_SUPPLIED RECORDS:_
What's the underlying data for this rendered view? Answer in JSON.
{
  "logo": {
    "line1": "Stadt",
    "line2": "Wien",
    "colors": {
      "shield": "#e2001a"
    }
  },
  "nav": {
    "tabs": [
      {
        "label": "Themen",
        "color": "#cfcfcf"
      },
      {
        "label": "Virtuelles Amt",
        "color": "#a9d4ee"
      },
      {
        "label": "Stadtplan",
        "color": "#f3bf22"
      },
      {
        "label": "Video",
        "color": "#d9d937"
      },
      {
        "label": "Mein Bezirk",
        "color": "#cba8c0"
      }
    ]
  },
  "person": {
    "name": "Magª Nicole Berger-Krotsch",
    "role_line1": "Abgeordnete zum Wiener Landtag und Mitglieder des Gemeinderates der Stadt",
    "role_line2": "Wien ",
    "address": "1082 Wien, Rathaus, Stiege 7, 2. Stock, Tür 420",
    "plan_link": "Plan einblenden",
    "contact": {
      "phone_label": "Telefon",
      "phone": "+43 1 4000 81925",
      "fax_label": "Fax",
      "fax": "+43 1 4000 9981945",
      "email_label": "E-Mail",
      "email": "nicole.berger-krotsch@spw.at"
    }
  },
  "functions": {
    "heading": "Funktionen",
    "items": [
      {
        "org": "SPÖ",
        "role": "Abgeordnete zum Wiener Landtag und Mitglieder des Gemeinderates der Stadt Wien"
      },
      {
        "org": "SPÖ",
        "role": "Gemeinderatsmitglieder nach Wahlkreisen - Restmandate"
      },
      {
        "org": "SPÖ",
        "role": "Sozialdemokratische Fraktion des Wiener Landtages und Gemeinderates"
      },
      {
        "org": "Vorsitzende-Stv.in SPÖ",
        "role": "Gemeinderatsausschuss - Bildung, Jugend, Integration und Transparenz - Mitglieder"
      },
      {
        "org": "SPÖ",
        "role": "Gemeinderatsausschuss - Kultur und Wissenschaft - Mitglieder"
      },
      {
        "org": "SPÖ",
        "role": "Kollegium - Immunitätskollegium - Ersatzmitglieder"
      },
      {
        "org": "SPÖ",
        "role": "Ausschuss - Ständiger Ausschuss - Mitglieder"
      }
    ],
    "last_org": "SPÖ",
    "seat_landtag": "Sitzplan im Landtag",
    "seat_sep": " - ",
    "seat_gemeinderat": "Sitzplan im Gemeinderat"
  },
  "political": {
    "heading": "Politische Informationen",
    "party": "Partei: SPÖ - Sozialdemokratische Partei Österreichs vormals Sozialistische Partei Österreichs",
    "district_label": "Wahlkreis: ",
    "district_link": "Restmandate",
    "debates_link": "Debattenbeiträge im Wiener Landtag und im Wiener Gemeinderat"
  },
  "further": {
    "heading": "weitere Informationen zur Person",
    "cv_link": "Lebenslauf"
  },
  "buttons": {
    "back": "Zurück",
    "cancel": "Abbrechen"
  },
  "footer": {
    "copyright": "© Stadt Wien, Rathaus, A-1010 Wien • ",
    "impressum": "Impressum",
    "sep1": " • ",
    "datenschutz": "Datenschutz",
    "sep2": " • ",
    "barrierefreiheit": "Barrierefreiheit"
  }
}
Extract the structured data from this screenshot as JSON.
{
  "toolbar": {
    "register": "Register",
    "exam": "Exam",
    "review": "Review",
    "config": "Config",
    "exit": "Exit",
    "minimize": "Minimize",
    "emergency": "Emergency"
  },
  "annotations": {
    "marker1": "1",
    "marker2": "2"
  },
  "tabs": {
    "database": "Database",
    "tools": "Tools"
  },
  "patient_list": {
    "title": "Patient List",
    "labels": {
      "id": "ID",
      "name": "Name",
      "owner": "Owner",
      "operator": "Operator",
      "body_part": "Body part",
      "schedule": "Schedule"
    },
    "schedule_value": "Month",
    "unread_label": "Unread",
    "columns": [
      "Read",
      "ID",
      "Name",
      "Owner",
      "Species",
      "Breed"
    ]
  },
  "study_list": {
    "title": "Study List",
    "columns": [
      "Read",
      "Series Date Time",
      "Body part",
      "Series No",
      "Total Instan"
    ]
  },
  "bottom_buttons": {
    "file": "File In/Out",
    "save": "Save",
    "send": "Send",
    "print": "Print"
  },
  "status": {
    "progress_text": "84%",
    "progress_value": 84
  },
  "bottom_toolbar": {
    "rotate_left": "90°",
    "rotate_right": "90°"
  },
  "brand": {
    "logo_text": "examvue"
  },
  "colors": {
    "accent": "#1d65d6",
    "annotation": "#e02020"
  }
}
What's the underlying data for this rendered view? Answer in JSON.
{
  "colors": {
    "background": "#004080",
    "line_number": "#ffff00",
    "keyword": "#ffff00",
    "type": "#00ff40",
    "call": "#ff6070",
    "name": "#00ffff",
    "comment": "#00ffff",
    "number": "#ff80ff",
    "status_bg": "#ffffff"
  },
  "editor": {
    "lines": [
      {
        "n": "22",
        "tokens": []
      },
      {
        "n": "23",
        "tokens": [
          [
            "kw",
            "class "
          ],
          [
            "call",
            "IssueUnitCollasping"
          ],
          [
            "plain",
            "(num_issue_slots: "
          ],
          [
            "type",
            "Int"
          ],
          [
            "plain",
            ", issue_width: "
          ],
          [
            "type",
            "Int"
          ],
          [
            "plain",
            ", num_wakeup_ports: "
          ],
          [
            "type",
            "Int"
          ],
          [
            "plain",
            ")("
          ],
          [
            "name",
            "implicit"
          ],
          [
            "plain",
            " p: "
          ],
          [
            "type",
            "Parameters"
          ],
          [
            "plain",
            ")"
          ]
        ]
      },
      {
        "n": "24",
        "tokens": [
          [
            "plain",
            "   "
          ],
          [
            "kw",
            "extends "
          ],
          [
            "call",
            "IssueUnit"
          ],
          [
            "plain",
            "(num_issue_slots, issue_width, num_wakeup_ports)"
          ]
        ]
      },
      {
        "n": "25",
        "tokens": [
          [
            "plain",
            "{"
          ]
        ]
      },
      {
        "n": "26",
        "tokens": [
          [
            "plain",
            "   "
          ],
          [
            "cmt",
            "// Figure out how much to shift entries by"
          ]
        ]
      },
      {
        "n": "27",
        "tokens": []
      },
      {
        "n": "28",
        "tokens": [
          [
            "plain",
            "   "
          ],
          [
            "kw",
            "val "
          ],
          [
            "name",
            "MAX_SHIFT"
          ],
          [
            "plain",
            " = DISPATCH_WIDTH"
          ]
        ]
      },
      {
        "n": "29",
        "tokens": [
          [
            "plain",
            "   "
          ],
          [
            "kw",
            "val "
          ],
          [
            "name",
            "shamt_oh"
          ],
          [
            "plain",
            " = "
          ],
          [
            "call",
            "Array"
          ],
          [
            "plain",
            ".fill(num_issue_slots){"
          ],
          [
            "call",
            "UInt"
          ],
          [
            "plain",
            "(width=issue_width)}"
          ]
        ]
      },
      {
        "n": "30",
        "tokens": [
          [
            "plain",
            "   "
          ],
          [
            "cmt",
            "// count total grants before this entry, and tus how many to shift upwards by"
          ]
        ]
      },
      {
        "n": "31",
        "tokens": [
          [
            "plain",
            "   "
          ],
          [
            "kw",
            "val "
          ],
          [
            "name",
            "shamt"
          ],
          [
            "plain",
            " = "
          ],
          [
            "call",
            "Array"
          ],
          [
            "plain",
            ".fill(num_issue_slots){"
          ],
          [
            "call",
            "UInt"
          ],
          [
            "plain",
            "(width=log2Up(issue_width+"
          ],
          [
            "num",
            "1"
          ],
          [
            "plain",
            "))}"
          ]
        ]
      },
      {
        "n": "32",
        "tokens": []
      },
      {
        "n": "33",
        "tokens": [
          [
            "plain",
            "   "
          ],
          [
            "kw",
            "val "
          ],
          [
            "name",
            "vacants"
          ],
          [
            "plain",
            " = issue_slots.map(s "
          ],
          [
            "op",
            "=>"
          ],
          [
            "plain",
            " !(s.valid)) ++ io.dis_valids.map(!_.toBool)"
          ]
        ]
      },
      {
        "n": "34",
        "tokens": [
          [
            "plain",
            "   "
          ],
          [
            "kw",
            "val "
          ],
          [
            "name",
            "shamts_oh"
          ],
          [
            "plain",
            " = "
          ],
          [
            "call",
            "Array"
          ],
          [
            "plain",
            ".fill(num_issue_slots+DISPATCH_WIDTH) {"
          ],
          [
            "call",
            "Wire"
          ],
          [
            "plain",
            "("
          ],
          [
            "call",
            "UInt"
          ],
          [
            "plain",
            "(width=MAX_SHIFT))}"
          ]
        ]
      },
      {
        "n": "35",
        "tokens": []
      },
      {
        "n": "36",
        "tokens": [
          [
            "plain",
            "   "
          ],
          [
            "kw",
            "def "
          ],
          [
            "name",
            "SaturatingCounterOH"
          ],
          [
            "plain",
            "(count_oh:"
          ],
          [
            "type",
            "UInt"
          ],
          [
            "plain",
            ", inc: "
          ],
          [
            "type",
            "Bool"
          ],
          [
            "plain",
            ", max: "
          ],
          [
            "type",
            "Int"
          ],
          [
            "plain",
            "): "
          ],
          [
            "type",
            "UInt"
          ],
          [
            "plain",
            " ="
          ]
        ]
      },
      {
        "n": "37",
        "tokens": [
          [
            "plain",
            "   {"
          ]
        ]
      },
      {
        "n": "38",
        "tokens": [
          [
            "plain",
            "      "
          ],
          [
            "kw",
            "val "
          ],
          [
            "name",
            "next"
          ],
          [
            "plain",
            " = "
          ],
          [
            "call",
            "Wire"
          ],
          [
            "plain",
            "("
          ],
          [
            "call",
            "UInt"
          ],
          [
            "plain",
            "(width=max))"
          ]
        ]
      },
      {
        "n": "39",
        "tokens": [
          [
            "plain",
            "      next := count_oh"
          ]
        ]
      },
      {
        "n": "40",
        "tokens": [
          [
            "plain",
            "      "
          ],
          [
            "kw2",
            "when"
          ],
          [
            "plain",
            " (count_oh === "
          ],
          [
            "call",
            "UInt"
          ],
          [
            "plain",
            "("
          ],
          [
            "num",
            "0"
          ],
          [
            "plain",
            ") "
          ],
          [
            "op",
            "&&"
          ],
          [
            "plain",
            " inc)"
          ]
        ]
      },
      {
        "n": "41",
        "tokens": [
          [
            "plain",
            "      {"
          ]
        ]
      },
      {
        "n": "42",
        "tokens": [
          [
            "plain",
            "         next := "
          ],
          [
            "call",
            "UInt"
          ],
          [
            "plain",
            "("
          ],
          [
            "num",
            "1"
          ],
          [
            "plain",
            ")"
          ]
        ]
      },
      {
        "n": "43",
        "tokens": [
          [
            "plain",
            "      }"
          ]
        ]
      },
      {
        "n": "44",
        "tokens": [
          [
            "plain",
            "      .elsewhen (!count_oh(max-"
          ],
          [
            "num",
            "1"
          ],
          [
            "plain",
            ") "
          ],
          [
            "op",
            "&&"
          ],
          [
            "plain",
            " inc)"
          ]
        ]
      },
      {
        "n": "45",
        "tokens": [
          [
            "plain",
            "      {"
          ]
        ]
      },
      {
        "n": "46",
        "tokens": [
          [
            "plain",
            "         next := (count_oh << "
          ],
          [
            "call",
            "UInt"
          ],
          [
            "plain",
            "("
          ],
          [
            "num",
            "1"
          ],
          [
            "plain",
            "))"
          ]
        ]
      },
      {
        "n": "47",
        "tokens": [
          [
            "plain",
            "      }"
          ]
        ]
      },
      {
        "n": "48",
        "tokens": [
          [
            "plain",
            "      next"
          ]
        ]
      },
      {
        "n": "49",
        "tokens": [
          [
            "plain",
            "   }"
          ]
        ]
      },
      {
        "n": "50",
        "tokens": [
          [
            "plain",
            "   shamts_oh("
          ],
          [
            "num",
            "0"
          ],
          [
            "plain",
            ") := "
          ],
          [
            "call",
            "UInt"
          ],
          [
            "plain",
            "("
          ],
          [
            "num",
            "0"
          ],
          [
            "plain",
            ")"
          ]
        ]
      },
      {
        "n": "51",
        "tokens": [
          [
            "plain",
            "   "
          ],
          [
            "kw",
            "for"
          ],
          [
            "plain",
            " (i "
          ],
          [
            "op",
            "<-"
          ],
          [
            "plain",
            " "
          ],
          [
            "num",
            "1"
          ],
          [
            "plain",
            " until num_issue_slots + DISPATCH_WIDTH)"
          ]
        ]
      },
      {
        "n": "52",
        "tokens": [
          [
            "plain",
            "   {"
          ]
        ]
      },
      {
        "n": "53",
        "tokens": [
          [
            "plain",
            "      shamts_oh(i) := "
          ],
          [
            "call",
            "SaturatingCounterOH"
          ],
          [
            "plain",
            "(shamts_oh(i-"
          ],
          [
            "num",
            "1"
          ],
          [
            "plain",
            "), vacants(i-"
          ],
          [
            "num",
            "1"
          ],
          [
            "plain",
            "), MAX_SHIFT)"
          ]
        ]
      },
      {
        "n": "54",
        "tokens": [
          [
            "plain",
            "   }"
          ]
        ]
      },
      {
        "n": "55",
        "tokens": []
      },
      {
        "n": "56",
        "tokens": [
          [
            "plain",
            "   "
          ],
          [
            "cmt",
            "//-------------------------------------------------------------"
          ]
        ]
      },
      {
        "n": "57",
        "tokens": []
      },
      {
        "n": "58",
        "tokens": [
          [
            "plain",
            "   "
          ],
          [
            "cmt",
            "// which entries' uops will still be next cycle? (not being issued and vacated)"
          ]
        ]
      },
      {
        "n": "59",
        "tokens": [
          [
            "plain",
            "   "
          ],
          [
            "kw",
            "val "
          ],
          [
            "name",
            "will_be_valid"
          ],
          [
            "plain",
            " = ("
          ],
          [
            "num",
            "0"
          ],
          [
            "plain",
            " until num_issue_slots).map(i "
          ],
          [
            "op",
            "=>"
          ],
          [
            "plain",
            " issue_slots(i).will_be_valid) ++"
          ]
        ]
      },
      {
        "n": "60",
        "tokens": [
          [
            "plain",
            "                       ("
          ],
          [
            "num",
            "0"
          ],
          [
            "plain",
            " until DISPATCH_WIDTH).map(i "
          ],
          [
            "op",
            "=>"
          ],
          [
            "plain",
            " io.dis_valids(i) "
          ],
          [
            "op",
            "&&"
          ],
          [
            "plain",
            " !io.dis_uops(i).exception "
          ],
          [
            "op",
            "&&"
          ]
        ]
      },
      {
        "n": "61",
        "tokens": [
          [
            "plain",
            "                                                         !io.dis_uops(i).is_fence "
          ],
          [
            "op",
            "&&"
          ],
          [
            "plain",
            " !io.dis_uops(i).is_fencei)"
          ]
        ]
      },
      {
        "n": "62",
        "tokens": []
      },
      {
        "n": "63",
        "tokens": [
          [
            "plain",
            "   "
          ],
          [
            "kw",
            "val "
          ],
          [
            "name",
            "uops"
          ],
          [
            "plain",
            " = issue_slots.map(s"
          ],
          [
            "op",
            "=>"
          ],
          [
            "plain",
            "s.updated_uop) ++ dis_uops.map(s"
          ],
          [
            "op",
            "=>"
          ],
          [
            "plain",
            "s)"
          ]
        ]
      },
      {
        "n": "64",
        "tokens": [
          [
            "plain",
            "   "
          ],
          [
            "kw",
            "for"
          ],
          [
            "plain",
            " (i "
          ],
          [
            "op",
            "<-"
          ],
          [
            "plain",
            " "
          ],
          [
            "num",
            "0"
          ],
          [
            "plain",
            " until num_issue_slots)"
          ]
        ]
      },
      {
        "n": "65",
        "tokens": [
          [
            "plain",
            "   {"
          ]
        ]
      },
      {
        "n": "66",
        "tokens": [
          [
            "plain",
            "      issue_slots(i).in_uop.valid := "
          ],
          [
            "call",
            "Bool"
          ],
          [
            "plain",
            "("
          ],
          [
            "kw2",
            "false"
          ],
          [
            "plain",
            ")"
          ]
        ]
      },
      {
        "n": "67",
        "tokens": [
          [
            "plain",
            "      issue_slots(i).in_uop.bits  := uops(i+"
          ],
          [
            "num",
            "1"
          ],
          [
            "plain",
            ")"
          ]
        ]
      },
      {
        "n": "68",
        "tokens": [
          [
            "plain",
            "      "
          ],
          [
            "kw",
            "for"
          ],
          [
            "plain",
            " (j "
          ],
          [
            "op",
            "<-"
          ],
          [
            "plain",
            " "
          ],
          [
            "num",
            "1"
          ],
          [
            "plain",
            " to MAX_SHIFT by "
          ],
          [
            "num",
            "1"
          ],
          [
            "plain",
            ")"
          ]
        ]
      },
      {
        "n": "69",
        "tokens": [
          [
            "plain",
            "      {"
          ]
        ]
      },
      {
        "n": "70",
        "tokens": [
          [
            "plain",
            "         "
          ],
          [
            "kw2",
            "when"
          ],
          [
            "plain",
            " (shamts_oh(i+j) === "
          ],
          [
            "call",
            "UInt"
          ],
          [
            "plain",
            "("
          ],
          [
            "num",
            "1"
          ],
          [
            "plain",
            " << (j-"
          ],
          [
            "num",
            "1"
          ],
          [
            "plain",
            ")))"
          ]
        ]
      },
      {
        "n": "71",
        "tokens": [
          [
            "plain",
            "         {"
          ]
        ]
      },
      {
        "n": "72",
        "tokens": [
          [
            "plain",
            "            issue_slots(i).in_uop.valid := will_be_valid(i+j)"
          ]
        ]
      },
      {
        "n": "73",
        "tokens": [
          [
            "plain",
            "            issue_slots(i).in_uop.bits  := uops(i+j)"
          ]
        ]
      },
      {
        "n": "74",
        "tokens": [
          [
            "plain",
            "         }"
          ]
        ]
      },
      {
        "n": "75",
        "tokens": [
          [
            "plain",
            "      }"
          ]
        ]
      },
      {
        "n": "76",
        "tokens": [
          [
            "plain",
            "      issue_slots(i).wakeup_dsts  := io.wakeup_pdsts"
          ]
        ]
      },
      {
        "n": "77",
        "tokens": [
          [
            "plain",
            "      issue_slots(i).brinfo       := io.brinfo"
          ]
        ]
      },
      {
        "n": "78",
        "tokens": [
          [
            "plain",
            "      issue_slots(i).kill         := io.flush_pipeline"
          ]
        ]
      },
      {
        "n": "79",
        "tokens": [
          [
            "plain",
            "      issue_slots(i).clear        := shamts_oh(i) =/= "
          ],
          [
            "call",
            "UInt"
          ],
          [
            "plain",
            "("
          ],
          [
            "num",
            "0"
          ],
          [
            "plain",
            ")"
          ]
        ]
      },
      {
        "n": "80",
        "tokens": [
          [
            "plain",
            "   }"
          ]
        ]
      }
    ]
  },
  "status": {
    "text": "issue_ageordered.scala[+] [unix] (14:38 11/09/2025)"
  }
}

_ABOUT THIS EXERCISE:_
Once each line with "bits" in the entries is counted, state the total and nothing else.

_ANSWER:_
2